> [Exercise requirements]
Print the data exactly as it is given, please.

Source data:
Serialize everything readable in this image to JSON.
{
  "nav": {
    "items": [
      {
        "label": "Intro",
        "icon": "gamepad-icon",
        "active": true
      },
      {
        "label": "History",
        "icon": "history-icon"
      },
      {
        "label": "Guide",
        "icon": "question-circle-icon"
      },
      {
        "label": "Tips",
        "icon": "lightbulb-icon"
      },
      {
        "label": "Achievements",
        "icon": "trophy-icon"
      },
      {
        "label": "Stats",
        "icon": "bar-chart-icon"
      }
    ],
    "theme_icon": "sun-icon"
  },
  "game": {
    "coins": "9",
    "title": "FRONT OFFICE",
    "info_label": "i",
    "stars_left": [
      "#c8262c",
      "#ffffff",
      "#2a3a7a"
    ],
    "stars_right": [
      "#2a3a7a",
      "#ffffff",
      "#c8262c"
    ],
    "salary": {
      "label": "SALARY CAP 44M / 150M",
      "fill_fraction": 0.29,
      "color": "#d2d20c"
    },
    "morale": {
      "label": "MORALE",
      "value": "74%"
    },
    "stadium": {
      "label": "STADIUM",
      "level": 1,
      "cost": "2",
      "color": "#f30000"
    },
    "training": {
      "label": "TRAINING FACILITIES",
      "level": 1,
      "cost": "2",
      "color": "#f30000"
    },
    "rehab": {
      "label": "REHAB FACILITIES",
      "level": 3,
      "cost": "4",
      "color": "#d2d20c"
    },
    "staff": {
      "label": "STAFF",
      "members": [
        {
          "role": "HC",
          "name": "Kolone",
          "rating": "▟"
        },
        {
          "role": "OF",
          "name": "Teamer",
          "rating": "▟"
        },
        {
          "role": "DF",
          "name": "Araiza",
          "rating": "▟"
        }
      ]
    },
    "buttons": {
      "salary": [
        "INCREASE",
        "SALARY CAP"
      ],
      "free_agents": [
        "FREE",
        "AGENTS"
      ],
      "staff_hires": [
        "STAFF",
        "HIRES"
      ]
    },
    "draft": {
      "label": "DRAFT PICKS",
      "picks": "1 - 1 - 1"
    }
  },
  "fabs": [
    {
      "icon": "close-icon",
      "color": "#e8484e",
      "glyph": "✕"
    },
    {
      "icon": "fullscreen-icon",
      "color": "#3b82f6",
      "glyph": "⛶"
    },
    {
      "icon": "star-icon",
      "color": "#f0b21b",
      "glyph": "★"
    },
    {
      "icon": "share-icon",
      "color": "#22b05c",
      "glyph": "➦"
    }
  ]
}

> [Answer to the problem]
Serialize everything readable in this image to JSON.
{
  "nav": {
    "items": [
      {
        "label": "Intro",
        "icon": "gamepad-icon",
        "active": true
      },
      {
        "label": "History",
        "icon": "history-icon"
      },
      {
        "label": "Guide",
        "icon": "question-circle-icon"
      },
      {
        "label": "Tips",
        "icon": "lightbulb-icon"
      },
      {
        "label": "Achievements",
        "icon": "trophy-icon"
      },
      {
        "label": "Stats",
        "icon": "bar-chart-icon"
      }
    ],
    "theme_icon": "sun-icon"
  },
  "game": {
    "coins": "9",
    "title": "FRONT OFFICE",
    "info_label": "i",
    "stars_left": [
      "#c8262c",
      "#ffffff",
      "#2a3a7a"
    ],
    "stars_right": [
      "#2a3a7a",
      "#ffffff",
      "#c8262c"
    ],
    "salary": {
      "label": "SALARY CAP 44M / 150M",
      "fill_fraction": 0.29,
      "color": "#d2d20c"
    },
    "morale": {
      "label": "MORALE",
      "value": "74%"
    },
    "stadium": {
      "label": "STADIUM",
      "level": 1,
      "cost": "2",
      "color": "#f30000"
    },
    "training": {
      "label": "TRAINING FACILITIES",
      "level": 1,
      "cost": "2",
      "color": "#f30000"
    },
    "rehab": {
      "label": "REHAB FACILITIES",
      "level": 3,
      "cost": "4",
      "color": "#d2d20c"
    },
    "staff": {
      "label": "STAFF",
      "members": [
        {
          "role": "HC",
          "name": "Kolone",
          "rating": "▟"
        },
        {
          "role": "OF",
          "name": "Teamer",
          "rating": "▟"
        },
        {
          "role": "DF",
          "name": "Araiza",
          "rating": "▟"
        }
      ]
    },
    "buttons": {
      "salary": [
        "INCREASE",
        "SALARY CAP"
      ],
      "free_agents": [
        "FREE",
        "AGENTS"
      ],
      "staff_hires": [
        "STAFF",
        "HIRES"
      ]
    },
    "draft": {
      "label": "DRAFT PICKS",
      "picks": "1 - 1 - 1"
    }
  },
  "fabs": [
    {
      "icon": "close-icon",
      "color": "#e8484e",
      "glyph": "✕"
    },
    {
      "icon": "fullscreen-icon",
      "color": "#3b82f6",
      "glyph": "⛶"
    },
    {
      "icon": "star-icon",
      "color": "#f0b21b",
      "glyph": "★"
    },
    {
      "icon": "share-icon",
      "color": "#22b05c",
      "glyph": "➦"
    }
  ]
}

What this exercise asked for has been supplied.